----- Input data -----

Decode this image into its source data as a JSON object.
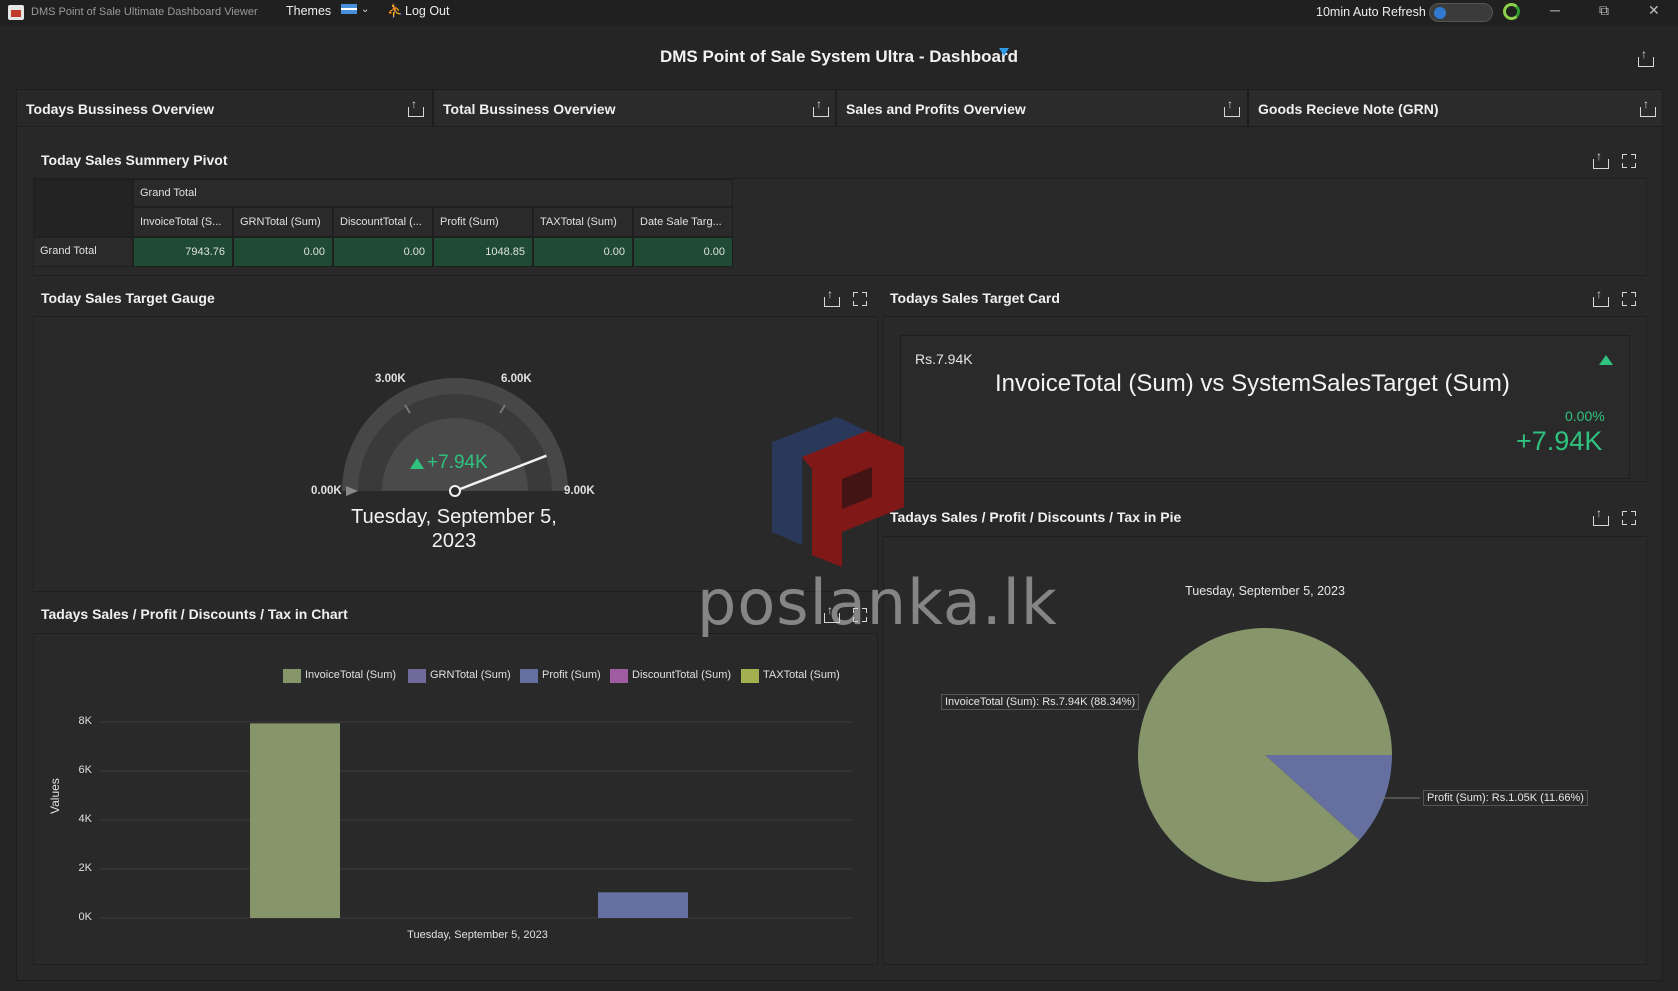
{
  "window": {
    "app_title": "DMS Point of Sale Ultimate Dashboard Viewer",
    "menu_themes": "Themes",
    "menu_logout": "Log Out",
    "auto_refresh_label": "10min Auto Refresh",
    "win_min": "─",
    "win_restore": "⧉",
    "win_close": "✕"
  },
  "dashboard": {
    "title": "DMS Point of Sale System Ultra - Dashboard"
  },
  "tabs": [
    {
      "label": "Todays Bussiness Overview",
      "active": true
    },
    {
      "label": "Total Bussiness Overview"
    },
    {
      "label": "Sales and Profits Overview"
    },
    {
      "label": "Goods Recieve Note (GRN)"
    }
  ],
  "pivot": {
    "title": "Today Sales Summery Pivot",
    "group_header": "Grand Total",
    "row_header": "Grand Total",
    "columns": [
      "InvoiceTotal (S...",
      "GRNTotal (Sum)",
      "DiscountTotal (...",
      "Profit (Sum)",
      "TAXTotal (Sum)",
      "Date Sale Targ..."
    ],
    "values": [
      "7943.76",
      "0.00",
      "0.00",
      "1048.85",
      "0.00",
      "0.00"
    ]
  },
  "gauge": {
    "title": "Today Sales Target Gauge",
    "ticks": [
      "0.00K",
      "3.00K",
      "6.00K",
      "9.00K"
    ],
    "value_text": "+7.94K",
    "value": 7943.76,
    "range": [
      0,
      9000
    ],
    "date_line1": "Tuesday, September 5,",
    "date_line2": "2023"
  },
  "card": {
    "title": "Todays Sales Target Card",
    "currency_value": "Rs.7.94K",
    "main_text": "InvoiceTotal (Sum) vs SystemSalesTarget (Sum)",
    "percent": "0.00%",
    "delta": "+7.94K"
  },
  "bar_chart": {
    "title": "Tadays Sales / Profit / Discounts / Tax in Chart",
    "ylabel": "Values",
    "xlabel": "Tuesday, September 5, 2023",
    "yticks": [
      "0K",
      "2K",
      "4K",
      "6K",
      "8K"
    ]
  },
  "pie_chart": {
    "title": "Tadays Sales / Profit / Discounts / Tax in Pie",
    "date_title": "Tuesday, September 5, 2023",
    "label_invoice": "InvoiceTotal (Sum): Rs.7.94K (88.34%)",
    "label_profit": "Profit (Sum): Rs.1.05K (11.66%)"
  },
  "chart_data": [
    {
      "type": "bar",
      "categories": [
        "Tuesday, September 5, 2023"
      ],
      "series": [
        {
          "name": "InvoiceTotal (Sum)",
          "values": [
            7943.76
          ],
          "color": "#87966a"
        },
        {
          "name": "GRNTotal (Sum)",
          "values": [
            0
          ],
          "color": "#6e6a99"
        },
        {
          "name": "Profit (Sum)",
          "values": [
            1048.85
          ],
          "color": "#6670a0"
        },
        {
          "name": "DiscountTotal (Sum)",
          "values": [
            0
          ],
          "color": "#a05ca0"
        },
        {
          "name": "TAXTotal (Sum)",
          "values": [
            0
          ],
          "color": "#a3b04f"
        }
      ],
      "ylabel": "Values",
      "ylim": [
        0,
        8000
      ],
      "grid": true,
      "legend": "top"
    },
    {
      "type": "pie",
      "title": "Tuesday, September 5, 2023",
      "slices": [
        {
          "name": "InvoiceTotal (Sum)",
          "value": 7943.76,
          "percent": 88.34,
          "color": "#87966a"
        },
        {
          "name": "Profit (Sum)",
          "value": 1048.85,
          "percent": 11.66,
          "color": "#6670a0"
        }
      ]
    }
  ],
  "watermark": {
    "text": "poslanka.lk"
  },
  "colors": {
    "positive": "#2ec27e",
    "accent": "#2f7ad0"
  }
}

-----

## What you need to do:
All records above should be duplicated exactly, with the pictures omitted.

## Written answer:
Decode this image into its source data as a JSON object.
{
  "window": {
    "app_title": "DMS Point of Sale Ultimate Dashboard Viewer",
    "menu_themes": "Themes",
    "menu_logout": "Log Out",
    "auto_refresh_label": "10min Auto Refresh",
    "win_min": "─",
    "win_restore": "⧉",
    "win_close": "✕"
  },
  "dashboard": {
    "title": "DMS Point of Sale System Ultra - Dashboard"
  },
  "tabs": [
    {
      "label": "Todays Bussiness Overview",
      "active": true
    },
    {
      "label": "Total Bussiness Overview"
    },
    {
      "label": "Sales and Profits Overview"
    },
    {
      "label": "Goods Recieve Note (GRN)"
    }
  ],
  "pivot": {
    "title": "Today Sales Summery Pivot",
    "group_header": "Grand Total",
    "row_header": "Grand Total",
    "columns": [
      "InvoiceTotal (S...",
      "GRNTotal (Sum)",
      "DiscountTotal (...",
      "Profit (Sum)",
      "TAXTotal (Sum)",
      "Date Sale Targ..."
    ],
    "values": [
      "7943.76",
      "0.00",
      "0.00",
      "1048.85",
      "0.00",
      "0.00"
    ]
  },
  "gauge": {
    "title": "Today Sales Target Gauge",
    "ticks": [
      "0.00K",
      "3.00K",
      "6.00K",
      "9.00K"
    ],
    "value_text": "+7.94K",
    "value": 7943.76,
    "range": [
      0,
      9000
    ],
    "date_line1": "Tuesday, September 5,",
    "date_line2": "2023"
  },
  "card": {
    "title": "Todays Sales Target Card",
    "currency_value": "Rs.7.94K",
    "main_text": "InvoiceTotal (Sum) vs SystemSalesTarget (Sum)",
    "percent": "0.00%",
    "delta": "+7.94K"
  },
  "bar_chart": {
    "title": "Tadays Sales / Profit / Discounts / Tax in Chart",
    "ylabel": "Values",
    "xlabel": "Tuesday, September 5, 2023",
    "yticks": [
      "0K",
      "2K",
      "4K",
      "6K",
      "8K"
    ]
  },
  "pie_chart": {
    "title": "Tadays Sales / Profit / Discounts / Tax in Pie",
    "date_title": "Tuesday, September 5, 2023",
    "label_invoice": "InvoiceTotal (Sum): Rs.7.94K (88.34%)",
    "label_profit": "Profit (Sum): Rs.1.05K (11.66%)"
  },
  "chart_data": [
    {
      "type": "bar",
      "categories": [
        "Tuesday, September 5, 2023"
      ],
      "series": [
        {
          "name": "InvoiceTotal (Sum)",
          "values": [
            7943.76
          ],
          "color": "#87966a"
        },
        {
          "name": "GRNTotal (Sum)",
          "values": [
            0
          ],
          "color": "#6e6a99"
        },
        {
          "name": "Profit (Sum)",
          "values": [
            1048.85
          ],
          "color": "#6670a0"
        },
        {
          "name": "DiscountTotal (Sum)",
          "values": [
            0
          ],
          "color": "#a05ca0"
        },
        {
          "name": "TAXTotal (Sum)",
          "values": [
            0
          ],
          "color": "#a3b04f"
        }
      ],
      "ylabel": "Values",
      "ylim": [
        0,
        8000
      ],
      "grid": true,
      "legend": "top"
    },
    {
      "type": "pie",
      "title": "Tuesday, September 5, 2023",
      "slices": [
        {
          "name": "InvoiceTotal (Sum)",
          "value": 7943.76,
          "percent": 88.34,
          "color": "#87966a"
        },
        {
          "name": "Profit (Sum)",
          "value": 1048.85,
          "percent": 11.66,
          "color": "#6670a0"
        }
      ]
    }
  ],
  "watermark": {
    "text": "poslanka.lk"
  },
  "colors": {
    "positive": "#2ec27e",
    "accent": "#2f7ad0"
  }
}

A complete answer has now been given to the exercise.